Oxford has been named as the top city for economic wellbeing in PWC’s annual “Good Growth for Cities” index for the second year in succession.
The index measures the performance of the main UK cities and Local Enterprise Partnership against a range of indicators of economic success and wellbeing, based on the views of the public and business. These include employment, health, income, skills, housing affordability, owner occupation, transport, environmental factors, income inequality and new business start-ups.

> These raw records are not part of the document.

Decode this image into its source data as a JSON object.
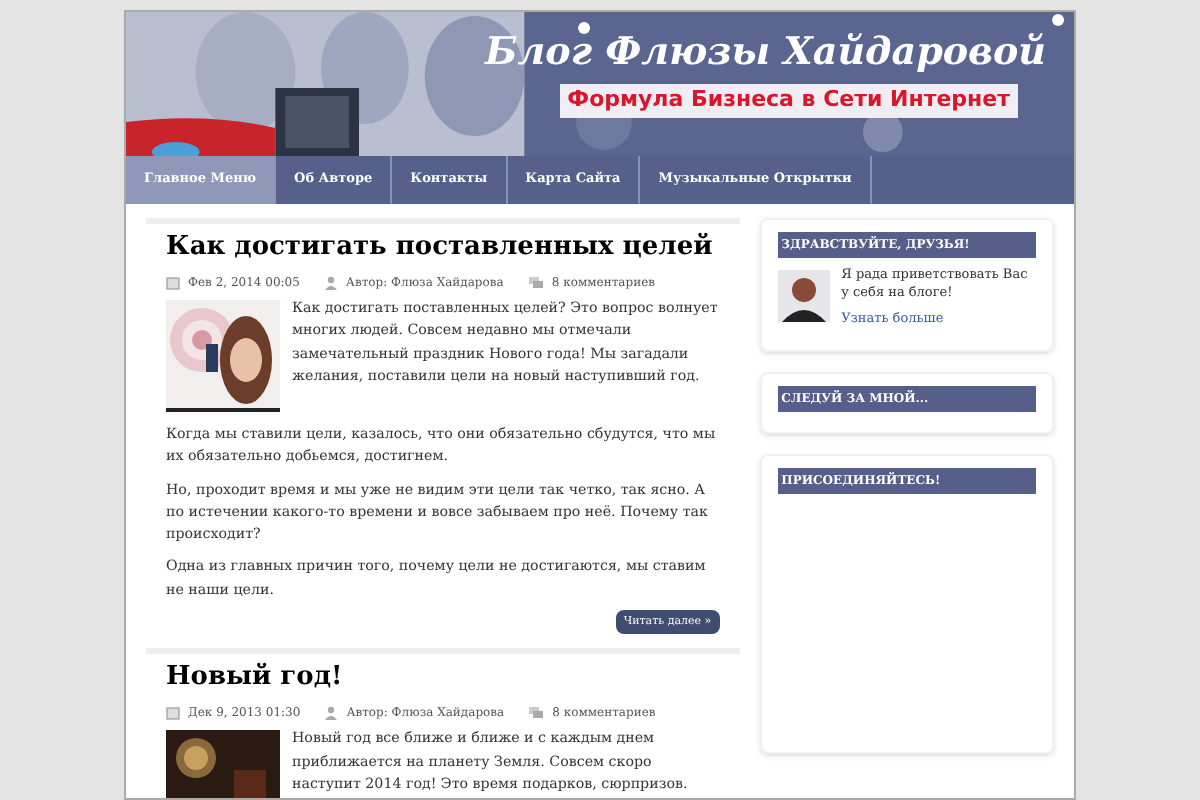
{
  "header": {
    "title": "Блог Флюзы Хайдаровой",
    "subtitle": "Формула Бизнеса в Сети Интернет"
  },
  "nav": [
    {
      "label": "Главное Меню",
      "selected": true
    },
    {
      "label": "Об Авторе",
      "selected": false
    },
    {
      "label": "Контакты",
      "selected": false
    },
    {
      "label": "Карта Сайта",
      "selected": false
    },
    {
      "label": "Музыкальные Открытки",
      "selected": false
    }
  ],
  "posts": [
    {
      "title": "Как достигать поставленных целей",
      "date": "Фев 2, 2014 00:05",
      "author": "Автор: Флюза Хайдарова",
      "comments": "8 комментариев",
      "paragraphs": [
        "Как достигать поставленных целей? Это вопрос волнует многих людей. Совсем недавно мы отмечали замечательный праздник Нового года! Мы загадали желания, поставили цели на новый наступивший год.",
        "Когда мы ставили цели, казалось, что они обязательно сбудутся, что мы их обязательно добьемся, достигнем.",
        "Но, проходит время и мы уже не видим эти цели так четко, так ясно. А по истечении какого-то времени и вовсе забываем про неё. Почему так происходит?",
        "Одна из главных причин того, почему цели не достигаются, мы ставим не наши цели."
      ],
      "more": "Читать далее »"
    },
    {
      "title": "Новый год!",
      "date": "Дек 9, 2013 01:30",
      "author": "Автор: Флюза Хайдарова",
      "comments": "8 комментариев",
      "paragraphs": [
        "Новый год все ближе и ближе и с каждым днем приближается на планету Земля. Совсем скоро наступит 2014 год! Это время подарков, сюрпризов."
      ]
    }
  ],
  "sidebar": [
    {
      "heading": "ЗДРАВСТВУЙТЕ, ДРУЗЬЯ!",
      "text": "Я рада приветствовать Вас у себя на блоге!",
      "link": "Узнать больше"
    },
    {
      "heading": "СЛЕДУЙ ЗА МНОЙ..."
    },
    {
      "heading": "ПРИСОЕДИНЯЙТЕСЬ!"
    }
  ]
}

The 2017 report highlights Oxford’s continued strong performance and confirms that the city has maintained a well-balanced and fast growing economy, with particular strengths in job creation, high level skills, good wage levels and a good record of personal health. The city’s weaknesses are in two key areas which the Oxfordshire Growth Board has prioritised in its discussions with government for additional funding: the high cost of housing and lack of investment in transport infrastructure. Oxfordshire's Local Enterprise Partnership remains the most successful in the country in delivering good growth.
PWC highlights the importance of cities creating Future Visions designed to shape their communities to achieve inclusive economic growth and high quality environments. They also stress the value of local industrial strategies spanning skills, infrastructure, innovation and business growth. This week Oxford City Council launched a public consultation on the creation of a vision for Oxford in 2050.

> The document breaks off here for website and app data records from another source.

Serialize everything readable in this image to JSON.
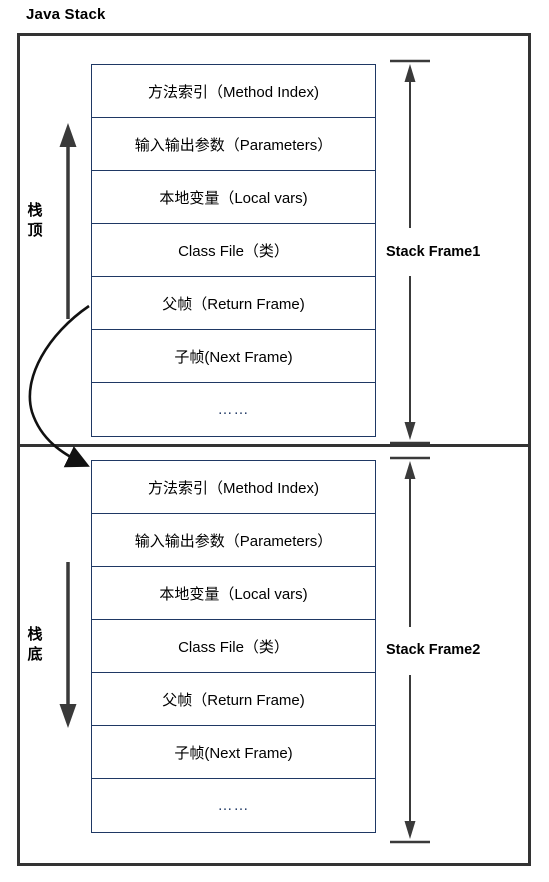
{
  "diagram": {
    "title": "Java Stack",
    "colors": {
      "outer_border": "#333333",
      "cell_border": "#1f3864",
      "arrow": "#333333",
      "text": "#000000",
      "background": "#ffffff"
    }
  },
  "slot_labels": {
    "method_index": "方法索引（Method Index)",
    "parameters": "输入输出参数（Parameters）",
    "local_vars": "本地变量（Local vars)",
    "class_file": "Class File（类）",
    "return_frame": "父帧（Return Frame)",
    "next_frame": "子帧(Next Frame)",
    "ellipsis": "……"
  },
  "frames": [
    {
      "measure_label": "Stack Frame1",
      "direction_label": "栈顶",
      "direction": "up",
      "rows": [
        "方法索引（Method Index)",
        "输入输出参数（Parameters）",
        "本地变量（Local vars)",
        "Class File（类）",
        "父帧（Return Frame)",
        "子帧(Next Frame)",
        "……"
      ]
    },
    {
      "measure_label": "Stack Frame2",
      "direction_label": "栈底",
      "direction": "down",
      "rows": [
        "方法索引（Method Index)",
        "输入输出参数（Parameters）",
        "本地变量（Local vars)",
        "Class File（类）",
        "父帧（Return Frame)",
        "子帧(Next Frame)",
        "……"
      ]
    }
  ],
  "connector": {
    "name": "return-frame-to-next-stack-frame",
    "from": "父帧（Return Frame)",
    "to": "方法索引（Method Index)"
  }
}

John Hawksworth, Chief Economist, PWC said: “If cities are to sustain the strong performance of recent years, this puts a priority on delivering place based growth which is inclusive and addresses key supply side constraints, particularly infrastructure.”
Councillor Bob Price, Leader of Oxford City Council, said: “These results are very pleasing. They reflect the dynamism of the local economy and the steady creation of new jobs in recent years. They are also a tribute to the excellence of our local health services. It is interesting to note that there is evidence of greater equality in income distribution. The City Council and our colleagues in the County Council and the Growth Board remain focused on tackling those areas where Oxford continues to lag – on the availability of affordable housing and need for greater investment in infrastructure. Our creation of a 2050 vision for Oxford will help ensure we can all continue to us to make the right choices to create the sort of city that people are happy with.”
Reading comes second in the PWC Good Growth for Cities Index 2017 after Oxford, and the results show a continuing gap between these two cities and the rest of the UK cities.
Read the full on the PWC website.